Warp: This refers to the yarns that are running the length of the fabric. The are the length of the entire roll.
Fill: These are the yarns that are woven across the width of the fabric. Since cloth rolls are typicaly 54” wide each of these yarns are no longer than that.
Bias: The direction across the sail that’s at a 45o to the lenth and width of the cloth.
Denier: A system for coding yarn sizes. Low number represent smaller sizes (and more yarns per inch) and larger numbers are for larger yarns (fewer strands per inch).
X-Ply: Strands of fibers run on the bias direction in laminate sails to help reduce bias elongation.
Dacron: DuPont’s trade name for polyester fibers.
Kevlar: DuPont’s trade name for their high strength aramid fibers.
Carbon Fiber: A very strong and elongation resistant fiber used in composite engineering and high end sails, usually but no always racing sails.
Pentex: Modified polyester with 250% less stretch.
Scrim: A Non woven formed sheet held together with resin.
Spectra: Modified polyethylene fiber used mostly in laminate materials but also used in some very high end woven sail cloths.
Taffeta: Light woven fabric used on laminate materials to add durability and abrasion resistance.
Twaron: A family of aramid fibers (like Kevlar) used in racing laminates.
Nylon / Rip Stop: A elastic polymer that is woven and coated into lightweight fabrics which most spinnakers are made of. They typically are made in such a way as to resist tearing.
Creep: The tendency of a fiber to gradually stretch under a constant load.
Elongation: Amount a cloth stretches under load from it’s initial length. Usually measured in 1/100ths of an inch.
Elongation Recovery: The percentage of which the elongation of a fabric is.
Modulus: The measure of the stretch or elasticity of a fabric. High Modulus = Lower Stretch.
Sailmakers Ounces (smoz): Weight of a 36” x 28.5” piece of cloth. This is the size used for discussing cloth weights (e.g. Your sail is made of 7 Oz Dacron Cloth).
Tenacity: Breaking strength of a yarn or fabric stated in force per unit of a cross-sectional piece.
Tensile Strength: Ability of a fiber, yarn or fabric to resist breaking under tension.
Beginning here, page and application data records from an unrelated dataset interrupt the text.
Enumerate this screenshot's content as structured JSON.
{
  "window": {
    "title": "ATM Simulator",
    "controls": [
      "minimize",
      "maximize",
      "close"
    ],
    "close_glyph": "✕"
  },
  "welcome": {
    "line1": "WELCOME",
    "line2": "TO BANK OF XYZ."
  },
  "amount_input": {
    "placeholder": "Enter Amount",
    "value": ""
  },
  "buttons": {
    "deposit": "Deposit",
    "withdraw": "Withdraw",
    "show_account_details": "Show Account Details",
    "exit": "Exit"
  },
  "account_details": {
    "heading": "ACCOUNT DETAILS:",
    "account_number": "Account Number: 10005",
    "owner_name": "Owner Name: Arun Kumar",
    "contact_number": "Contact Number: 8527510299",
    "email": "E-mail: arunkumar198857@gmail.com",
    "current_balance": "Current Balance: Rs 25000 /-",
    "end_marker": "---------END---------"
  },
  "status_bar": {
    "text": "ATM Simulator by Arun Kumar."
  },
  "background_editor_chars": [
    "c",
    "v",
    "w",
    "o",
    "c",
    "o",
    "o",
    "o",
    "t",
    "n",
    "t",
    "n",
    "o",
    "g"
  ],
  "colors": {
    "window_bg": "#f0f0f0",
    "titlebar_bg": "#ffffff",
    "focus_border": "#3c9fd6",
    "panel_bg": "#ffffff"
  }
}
Primary Yarn Direction: The direction (warp, fill or balanced) that a cloth resists stretch the most. Most crosscut cruising Dacron is fill oriented.
Hand: How firm or soft a fabric feels.